Life Lessons From a Three Year Old {www.boldlytanya.com)

At dinner each night, we have a family tradition of discussing our day. Each person answers five questions:

  1. What was your favorite part of the day?
  2. What didn’t you like about your day?
  3. Is there anything you are worried about?
  4. What are you looking forward to?
  5. What are you thankful for?

Lately, Natalie, the youngest, REALLY gets into this.

Our dining room table only seats four, so Natalie, at three (almost four) is still stuck in her high chair for supper. While I was certain this would become a point of contention; it hasn’t. Not at all. In fact, seated at the head of the table between Nate and me, she seems to enjoy lording over our dinner conversation. She is the first to tell us that it is time to pray. She is the first jump right into our traditional conversation.

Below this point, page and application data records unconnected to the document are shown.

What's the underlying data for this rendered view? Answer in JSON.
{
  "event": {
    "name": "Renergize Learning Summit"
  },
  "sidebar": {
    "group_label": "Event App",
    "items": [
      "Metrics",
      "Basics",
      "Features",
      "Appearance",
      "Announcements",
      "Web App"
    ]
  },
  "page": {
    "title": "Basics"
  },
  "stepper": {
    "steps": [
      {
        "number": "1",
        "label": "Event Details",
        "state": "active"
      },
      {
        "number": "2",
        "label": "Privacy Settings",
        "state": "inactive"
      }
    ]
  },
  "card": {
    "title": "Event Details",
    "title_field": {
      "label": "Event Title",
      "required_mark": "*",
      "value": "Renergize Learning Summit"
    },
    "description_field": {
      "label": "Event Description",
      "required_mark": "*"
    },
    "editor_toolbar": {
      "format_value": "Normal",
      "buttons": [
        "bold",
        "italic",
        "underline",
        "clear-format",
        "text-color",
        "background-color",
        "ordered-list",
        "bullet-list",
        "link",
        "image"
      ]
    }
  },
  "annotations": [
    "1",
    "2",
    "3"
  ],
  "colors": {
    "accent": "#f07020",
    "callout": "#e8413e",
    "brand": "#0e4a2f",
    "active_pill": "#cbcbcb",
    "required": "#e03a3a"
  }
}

She often decides who will go next and asks everyone each question that she remembers.

Here is the beauty in Natalie’s participation: she cares.

When Taryn (our cheerful optimist) tells us (ever.single.day) that she has no “worst part of the day” because “everything was great,” Natalie cheers. She cheers. Big WOO HOOs with fist pumps and high fives.

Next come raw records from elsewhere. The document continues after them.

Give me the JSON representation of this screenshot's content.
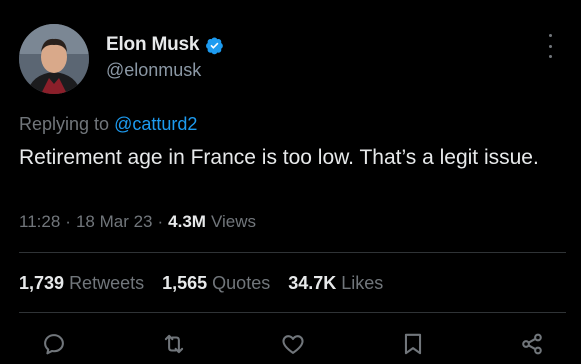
{
  "author": {
    "name": "Elon Musk",
    "handle": "@elonmusk",
    "verified": true
  },
  "reply": {
    "prefix": "Replying to",
    "mention": "@catturd2"
  },
  "tweet": {
    "text": "Retirement age in France is too low. That’s a legit issue.",
    "time": "11:28",
    "date": "18 Mar 23",
    "views_count": "4.3M",
    "views_label": "Views",
    "separator": "·"
  },
  "stats": [
    {
      "count": "1,739",
      "label": "Retweets"
    },
    {
      "count": "1,565",
      "label": "Quotes"
    },
    {
      "count": "34.7K",
      "label": "Likes"
    }
  ],
  "actions": [
    "reply-icon",
    "retweet-icon",
    "like-icon",
    "bookmark-icon",
    "share-icon"
  ],
  "colors": {
    "background": "#000000",
    "text_primary": "#e7e9ea",
    "text_secondary": "#71767b",
    "accent": "#1d9bf0",
    "divider": "#2f3336"
  }
}
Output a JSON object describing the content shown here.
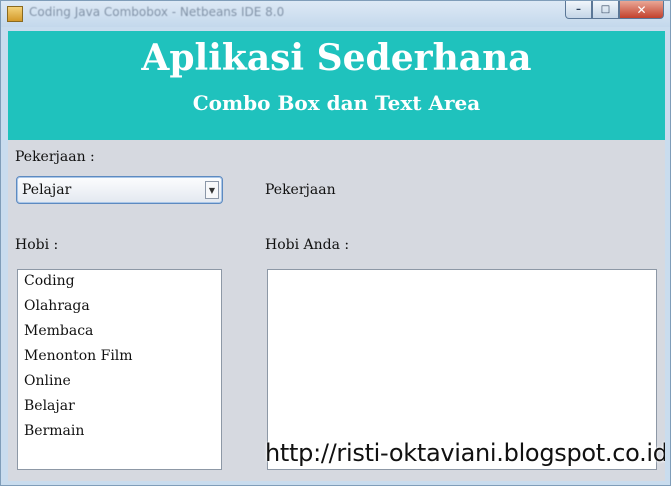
{
  "window": {
    "title": "Coding Java Combobox - Netbeans IDE 8.0",
    "icon": "java-app-icon",
    "controls": {
      "minimize": "–",
      "maximize": "□",
      "close": "✕"
    }
  },
  "header": {
    "title": "Aplikasi Sederhana",
    "subtitle": "Combo Box dan Text Area",
    "background": "#1fc2bd"
  },
  "form": {
    "pekerjaan_label": "Pekerjaan :",
    "pekerjaan_selected": "Pelajar",
    "pekerjaan_output": "Pekerjaan",
    "hobi_label": "Hobi :",
    "hobi_items": [
      "Coding",
      "Olahraga",
      "Membaca",
      "Menonton Film",
      "Online",
      "Belajar",
      "Bermain"
    ],
    "hobi_anda_label": "Hobi Anda :",
    "hobi_anda_value": ""
  },
  "watermark": "http://risti-oktaviani.blogspot.co.id/"
}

When Aidan tells us his favorite part of the day was mastering a skill he has been working on, she claps and showers him with accolades.

Before Nate can even answer what he is legitimately looking forward to, she immediately answers for him, “cuddling with me?” or “giving me huggiekisses?”.

When I detail some worry about getting somewhere on time or making sure I have everything completed by some deadline for some event, she encourages me. She tells me not to worry or shrugs and gives me a look that says, “whatever happens will happen, and it will happen for a reason (even if I – Natalie – am that reason).”

Whenever any of us hesitate sharing what we are thankful for, she answers for us in for us with two powerful words: our family.

I love her for that.

I love her enthusiasm. I love her exuberance. I love the way she celebrates the good with us, or comforts us during the bad, and encourages us through the challenging.

Because that is hard for me. I have a very hard time sincerely being in the moment like that (which is why I started this little chat – for me to practice being present and to touch base with the kids at least once a day).

The thing is: there are so many days when I feel like that conversation is just too much. Touching base, even for a  moment one time each day, is too much. I feel exhausted. I feel like I have given everything  – EVERYTHING – to these little charges of mine, to the point I am ragged and worn and empty.  There are days when the fact that those children are still breathing at dinnertime AND about to consume something – even the bag of microwave popcorn I asked the eldest to make is a miraculous feat of mercy from our great and mighty God. I don’t want to engage. I don’t want to give anymore. (I handed out the popcorn, I am going to bed. It is summer, and they can find their way to bed or not. I don’t care. Do quiet, safe things and just let me breathe…)

I honestly sometimes curse myself for even implementing this ridiculous tradition…

Then I hear Natalie leading them in prayer and asking what their favorite part of the day is.

The force of that little tug on my heart-strings is enough to shatter me.

By God’s strength (and conviction) I crawl out of my fortress of pity and self-loathing, and I force myself to sit at that table and be present. Even if the only thing I have to look forward to is a new day and another chance to do something by God’s grace. Even if my favorite part of the day was going to bed. Even I struggle with gratitude and can’t think of anything to be thankful for. Even if I am worried that I will feel like that for the rest of my life.

It isn’t easy.

But God never promised easy. He pledged to be with me.

I am thankful that God gave me children strong enough to both withstand my parenting, and make me a better mom. Because that is what she is doing. This little three-year-old is schooling me, the mom, about what is important. She intrinsically knows that this matters so much, and is so vital to our family, that she is willing to put on her big girl panties and do what needs to be done.

And she does it well, with a spirit of thanksgiving and joy and compassion, from a place of pure love.

I have so much to learn.